Cutting normally starts in the second half of April. Cut with a sharp knife or an asparagus knife, which has a forked blade so a single spear can be cut without damaging the others. Cut 5-8cm (2-3") below the soil when spears are 12-15cm (5-7") tall.
If harvesting in the second season, cut for four weeks, six weeks in the third season and eight weeks thereafter.
Pests, diseases and disorders
Asparagus beetle: grey-green grubs, black and yellow adults 1cm (¼") long. Remove all that are seen, dust with derris. Grow chives as repellent plants.
Violet root rot: Remove and burn affected plants. Remove all residual crop plants at the end of the season and suppress rampant weed growth, on which the disease might persist. Maintain high soil fertility with balanced fertiliser application and prevent waterlogging. Following severe attacks, avoid root crops for 4 years.
Slugs can be very damaging to young plants, traps may be helpful.
Fusarium root rot causes plants to die back with decay at the base or on the roots. Remove and destroy affected plants, improve drainage and adjust pH to near-neutral. Avoid growing legumes (peas and beans) on the site for at least 5 years.
Rust is rare, but serious when it occurs and should be dealt with immediately. Cut down and burn the ferns, dust bed with sulphur at monthly intervals, preferably in hot weather, making the first application about 3 weeks after the last shoots have been cut.
Frost may kill young shoots if severe in late spring. Destroy affected shoots. Cover bed with sacking if a late frost is expected.

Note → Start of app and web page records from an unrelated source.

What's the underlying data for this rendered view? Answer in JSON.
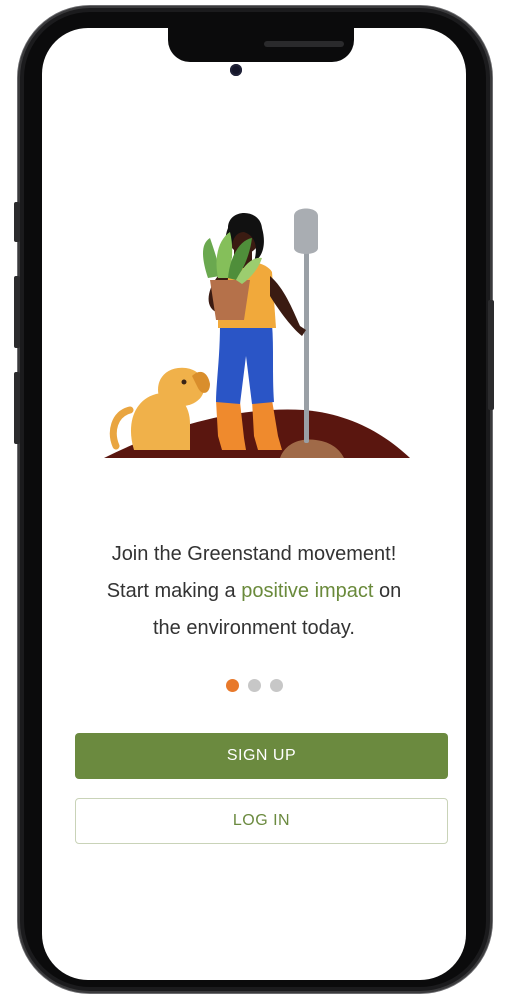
{
  "onboarding": {
    "headline_line1": "Join the Greenstand movement!",
    "headline_pre": "Start making a ",
    "headline_accent": "positive impact",
    "headline_post": " on",
    "headline_line3": "the environment today.",
    "pager": {
      "total": 3,
      "active_index": 0
    }
  },
  "actions": {
    "signup_label": "SIGN UP",
    "login_label": "LOG IN"
  },
  "colors": {
    "brand_green": "#6b8a3f",
    "accent_orange": "#e8792b",
    "inactive_dot": "#c7c7c7",
    "headline_text": "#333333"
  },
  "illustration": {
    "icon": "gardener-with-dog-illustration"
  }
}
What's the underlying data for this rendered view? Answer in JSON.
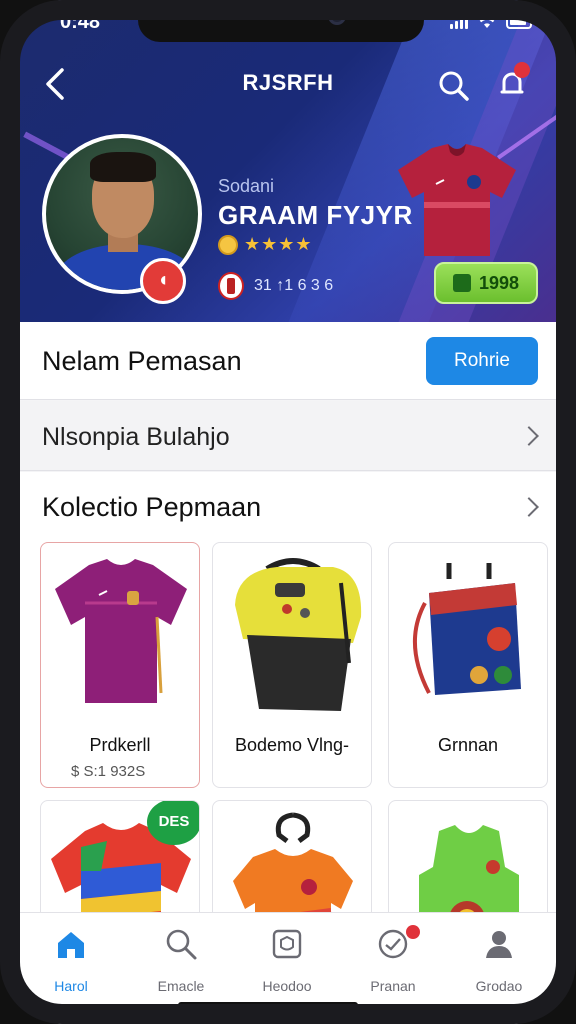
{
  "status": {
    "time": "0:48"
  },
  "header": {
    "title": "RJSRFH"
  },
  "player": {
    "subtitle": "Sodani",
    "name": "GRAAM FYJYR",
    "stars": "★★★★",
    "stats": "31 ↑1 6 3 6"
  },
  "price_button": {
    "label": "1998"
  },
  "section_main": {
    "title": "Nelam Pemasan",
    "button_label": "Rohrie"
  },
  "section_secondary": {
    "title": "Nlsonpia Bulahjo"
  },
  "collection": {
    "title": "Kolectio Pepmaan",
    "items": [
      {
        "name": "Prdkerll",
        "price": "$ S:1 932S"
      },
      {
        "name": "Bodemo Vlng-",
        "price": ""
      },
      {
        "name": "Grnnan",
        "price": ""
      }
    ],
    "row2_tag": "DES"
  },
  "tabs": [
    {
      "label": "Harol"
    },
    {
      "label": "Emacle"
    },
    {
      "label": "Heodoo"
    },
    {
      "label": "Pranan"
    },
    {
      "label": "Grodao"
    }
  ],
  "colors": {
    "accent": "#1e88e5",
    "hero": "#1c2b6e",
    "price_green": "#6bbf2e",
    "badge_red": "#e0323a"
  }
}
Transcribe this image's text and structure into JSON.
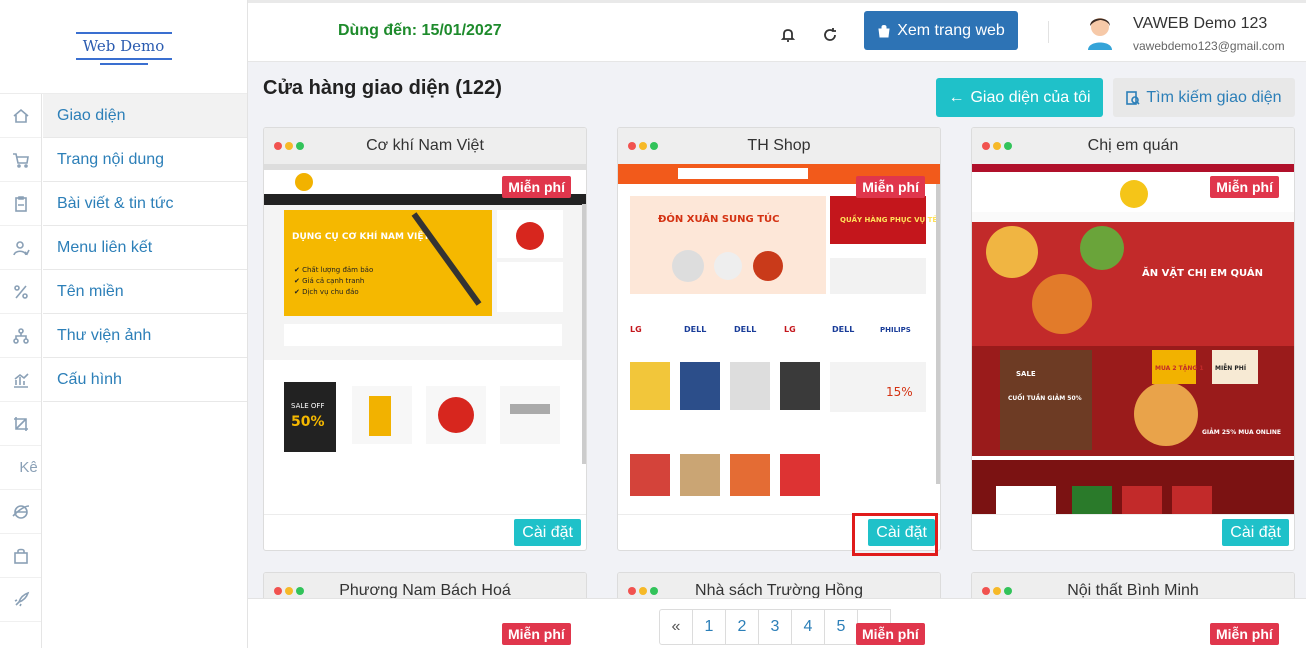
{
  "brand": {
    "logo_text": "Web Demo"
  },
  "sidebar": {
    "icons": [
      "home-icon",
      "cart-icon",
      "clipboard-icon",
      "user-icon",
      "percent-icon",
      "sitemap-icon",
      "chart-icon",
      "crop-icon",
      "ke-label",
      "ie-icon",
      "bag-icon",
      "rocket-icon"
    ],
    "ke_text": "Kê",
    "items": [
      {
        "label": "Giao diện"
      },
      {
        "label": "Trang nội dung"
      },
      {
        "label": "Bài viết & tin tức"
      },
      {
        "label": "Menu liên kết"
      },
      {
        "label": "Tên miền"
      },
      {
        "label": "Thư viện ảnh"
      },
      {
        "label": "Cấu hình"
      }
    ]
  },
  "header": {
    "expiry": "Dùng đến: 15/01/2027",
    "view_site": "Xem trang web",
    "user_name": "VAWEB Demo 123",
    "user_email": "vawebdemo123@gmail.com"
  },
  "main": {
    "title": "Cửa hàng giao diện (122)",
    "my_themes": "Giao diện của tôi",
    "search_themes": "Tìm kiếm giao diện",
    "free_badge": "Miễn phí",
    "install_label": "Cài đặt",
    "cards": [
      {
        "name": "Cơ khí Nam Việt"
      },
      {
        "name": "TH Shop"
      },
      {
        "name": "Chị em quán"
      },
      {
        "name": "Phương Nam Bách Hoá"
      },
      {
        "name": "Nhà sách Trường Hồng"
      },
      {
        "name": "Nội thất Bình Minh"
      }
    ],
    "previews": {
      "c1_banner": "DỤNG CỤ CƠ KHÍ NAM VIỆT",
      "c1_b1": "✔ Chất lượng đảm bảo",
      "c1_b2": "✔ Giá cả cạnh tranh",
      "c1_b3": "✔ Dịch vụ chu đáo",
      "c1_sale": "SALE OFF",
      "c1_pct": "50%",
      "c2_banner": "ĐÓN XUÂN SUNG TÚC",
      "c2_side": "QUẦY HÀNG PHỤC VỤ TẾT",
      "c2_brands": [
        "LG",
        "DELL",
        "DELL",
        "LG",
        "DELL",
        "PHILIPS"
      ],
      "c2_pct": "15%",
      "c3_title": "ĂN VẶT CHỊ EM QUÁN",
      "c3_sale": "SALE",
      "c3_weekend": "CUỐI TUẦN GIẢM 50%",
      "c3_buy": "MUA 2 TẶNG 1",
      "c3_free": "MIỄN PHÍ",
      "c3_online": "GIẢM 25% MUA ONLINE"
    }
  },
  "pagination": [
    "«",
    "1",
    "2",
    "3",
    "4",
    "5",
    "»"
  ],
  "colors": {
    "accent": "#1fc1c9",
    "primary": "#2d73b5",
    "badge": "#e0364c",
    "expiry": "#1e8b2c",
    "highlight": "#e01b1b"
  }
}
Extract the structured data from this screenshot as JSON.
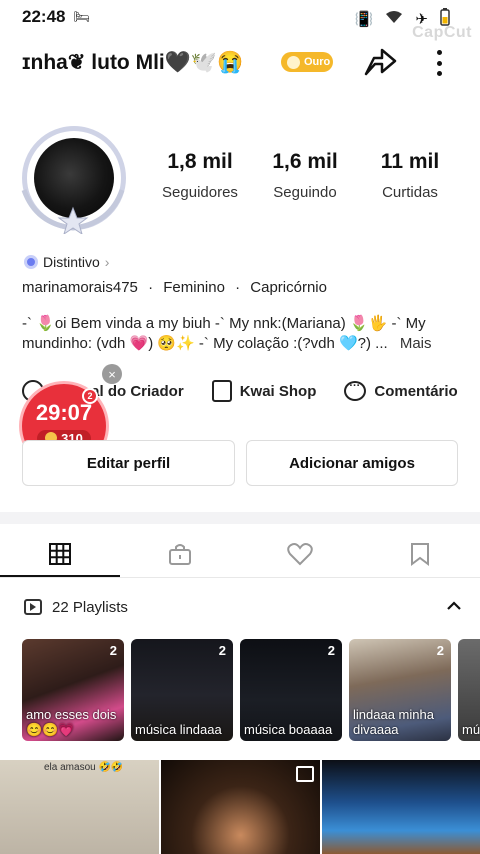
{
  "status_bar": {
    "time": "22:48",
    "watermark": "CapCut"
  },
  "profile": {
    "name": "ɪnha❦ luto Mli🖤🕊️😭",
    "rank_badge": "Ouro"
  },
  "stats": [
    {
      "value": "1,8 mil",
      "label": "Seguidores"
    },
    {
      "value": "1,6 mil",
      "label": "Seguindo"
    },
    {
      "value": "11 mil",
      "label": "Curtidas"
    }
  ],
  "badge": {
    "label": "Distintivo"
  },
  "info": {
    "username": "marinamorais475",
    "gender": "Feminino",
    "sign": "Capricórnio",
    "separator": "·"
  },
  "bio": {
    "text": "-` 🌷oi Bem vinda a my biuh -` My nnk:(Mariana) 🌷🖐️ -` My mundinho: (vdh 💗) 🥺✨ -` My colação :(?vdh 🩵?) ...",
    "more_label": "Mais"
  },
  "features": [
    {
      "label": "Central do Criador",
      "icon": "creator-center-icon"
    },
    {
      "label": "Kwai Shop",
      "icon": "shopping-bag-icon"
    },
    {
      "label": "Comentário",
      "icon": "comment-icon"
    }
  ],
  "timer": {
    "value": "29:07",
    "coins": "310",
    "mark": "2"
  },
  "buttons": {
    "edit_profile": "Editar perfil",
    "add_friends": "Adicionar amigos"
  },
  "tabs": [
    {
      "name": "grid-icon",
      "active": true
    },
    {
      "name": "private-lock-icon",
      "active": false
    },
    {
      "name": "heart-icon",
      "active": false
    },
    {
      "name": "bookmark-icon",
      "active": false
    }
  ],
  "playlists": {
    "header": "22 Playlists",
    "items": [
      {
        "count": "2",
        "title": "amo esses dois 😊😊💗"
      },
      {
        "count": "2",
        "title": "música lindaaa"
      },
      {
        "count": "2",
        "title": "música boaaaa"
      },
      {
        "count": "2",
        "title": "lindaaa minha divaaaa"
      },
      {
        "count": "",
        "title": "mú"
      }
    ]
  },
  "videos": [
    {
      "caption": "ela amasou 🤣🤣"
    },
    {
      "caption": ""
    },
    {
      "caption": ""
    }
  ],
  "colors": {
    "accent_red": "#e8303b",
    "rank_gold": "#f5b82a",
    "badge_blue": "#6b7cf0"
  }
}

Unsupported plants on an exposed site may suffer from wind rock, causing rotting. Provide support.